**WORK TO BE COMPLETED:** Although the records contain pictures, repeat only the text of every line exactly.

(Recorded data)
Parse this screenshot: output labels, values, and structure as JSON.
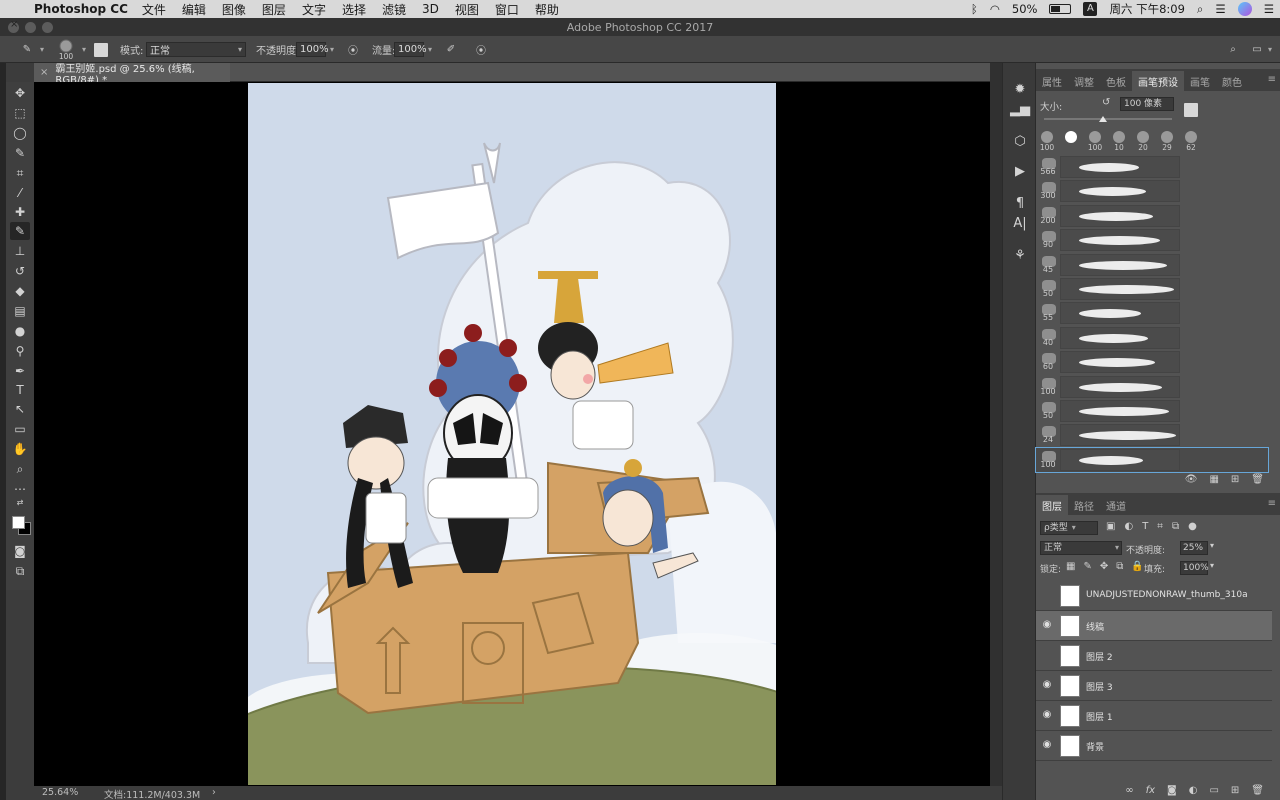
{
  "menubar": {
    "app": "Photoshop CC",
    "items": [
      "文件",
      "编辑",
      "图像",
      "图层",
      "文字",
      "选择",
      "滤镜",
      "3D",
      "视图",
      "窗口",
      "帮助"
    ],
    "battery": "50%",
    "input_source": "A",
    "clock": "周六 下午8:09"
  },
  "window": {
    "title": "Adobe Photoshop CC 2017"
  },
  "options_bar": {
    "brush_size": "100",
    "mode_label": "模式:",
    "mode_value": "正常",
    "opacity_label": "不透明度:",
    "opacity_value": "100%",
    "flow_label": "流量:",
    "flow_value": "100%"
  },
  "document_tab": {
    "title": "霸王别姬.psd @ 25.6% (线稿, RGB/8#) *"
  },
  "status_bar": {
    "zoom": "25.64%",
    "doc_size": "文档:111.2M/403.3M"
  },
  "brush_panel": {
    "tabs": [
      "属性",
      "调整",
      "色板",
      "画笔预设",
      "画笔",
      "颜色"
    ],
    "active_tab": "画笔预设",
    "size_label": "大小:",
    "size_value": "100 像素",
    "slider_fraction": 0.46,
    "top_presets": [
      "100",
      "",
      "100",
      "10",
      "20",
      "29",
      "62"
    ],
    "presets": [
      "566",
      "300",
      "200",
      "90",
      "45",
      "50",
      "55",
      "40",
      "60",
      "100",
      "50",
      "24",
      "100"
    ],
    "selected_index": 12
  },
  "layers_panel": {
    "tabs": [
      "图层",
      "路径",
      "通道"
    ],
    "active_tab": "图层",
    "filter_label": "ρ类型",
    "blend_mode": "正常",
    "opacity_label": "不透明度:",
    "opacity_value": "25%",
    "lock_label": "锁定:",
    "fill_label": "填充:",
    "fill_value": "100%",
    "layers": [
      {
        "name": "UNADJUSTEDNONRAW_thumb_310a",
        "visible": false,
        "selected": false
      },
      {
        "name": "线稿",
        "visible": true,
        "selected": true
      },
      {
        "name": "图层 2",
        "visible": false,
        "selected": false
      },
      {
        "name": "图层 3",
        "visible": true,
        "selected": false
      },
      {
        "name": "图层 1",
        "visible": true,
        "selected": false
      },
      {
        "name": "背景",
        "visible": true,
        "selected": false
      }
    ]
  },
  "colors": {
    "sky": "#cfdaea",
    "ground": "#8a945c",
    "box": "#d4a265",
    "accent_selection": "#67a6d8"
  }
}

**SOLUTION BELOW:**
Parse this screenshot: output labels, values, and structure as JSON.
{
  "menubar": {
    "app": "Photoshop CC",
    "items": [
      "文件",
      "编辑",
      "图像",
      "图层",
      "文字",
      "选择",
      "滤镜",
      "3D",
      "视图",
      "窗口",
      "帮助"
    ],
    "battery": "50%",
    "input_source": "A",
    "clock": "周六 下午8:09"
  },
  "window": {
    "title": "Adobe Photoshop CC 2017"
  },
  "options_bar": {
    "brush_size": "100",
    "mode_label": "模式:",
    "mode_value": "正常",
    "opacity_label": "不透明度:",
    "opacity_value": "100%",
    "flow_label": "流量:",
    "flow_value": "100%"
  },
  "document_tab": {
    "title": "霸王别姬.psd @ 25.6% (线稿, RGB/8#) *"
  },
  "status_bar": {
    "zoom": "25.64%",
    "doc_size": "文档:111.2M/403.3M"
  },
  "brush_panel": {
    "tabs": [
      "属性",
      "调整",
      "色板",
      "画笔预设",
      "画笔",
      "颜色"
    ],
    "active_tab": "画笔预设",
    "size_label": "大小:",
    "size_value": "100 像素",
    "slider_fraction": 0.46,
    "top_presets": [
      "100",
      "",
      "100",
      "10",
      "20",
      "29",
      "62"
    ],
    "presets": [
      "566",
      "300",
      "200",
      "90",
      "45",
      "50",
      "55",
      "40",
      "60",
      "100",
      "50",
      "24",
      "100"
    ],
    "selected_index": 12
  },
  "layers_panel": {
    "tabs": [
      "图层",
      "路径",
      "通道"
    ],
    "active_tab": "图层",
    "filter_label": "ρ类型",
    "blend_mode": "正常",
    "opacity_label": "不透明度:",
    "opacity_value": "25%",
    "lock_label": "锁定:",
    "fill_label": "填充:",
    "fill_value": "100%",
    "layers": [
      {
        "name": "UNADJUSTEDNONRAW_thumb_310a",
        "visible": false,
        "selected": false
      },
      {
        "name": "线稿",
        "visible": true,
        "selected": true
      },
      {
        "name": "图层 2",
        "visible": false,
        "selected": false
      },
      {
        "name": "图层 3",
        "visible": true,
        "selected": false
      },
      {
        "name": "图层 1",
        "visible": true,
        "selected": false
      },
      {
        "name": "背景",
        "visible": true,
        "selected": false
      }
    ]
  },
  "colors": {
    "sky": "#cfdaea",
    "ground": "#8a945c",
    "box": "#d4a265",
    "accent_selection": "#67a6d8"
  }
}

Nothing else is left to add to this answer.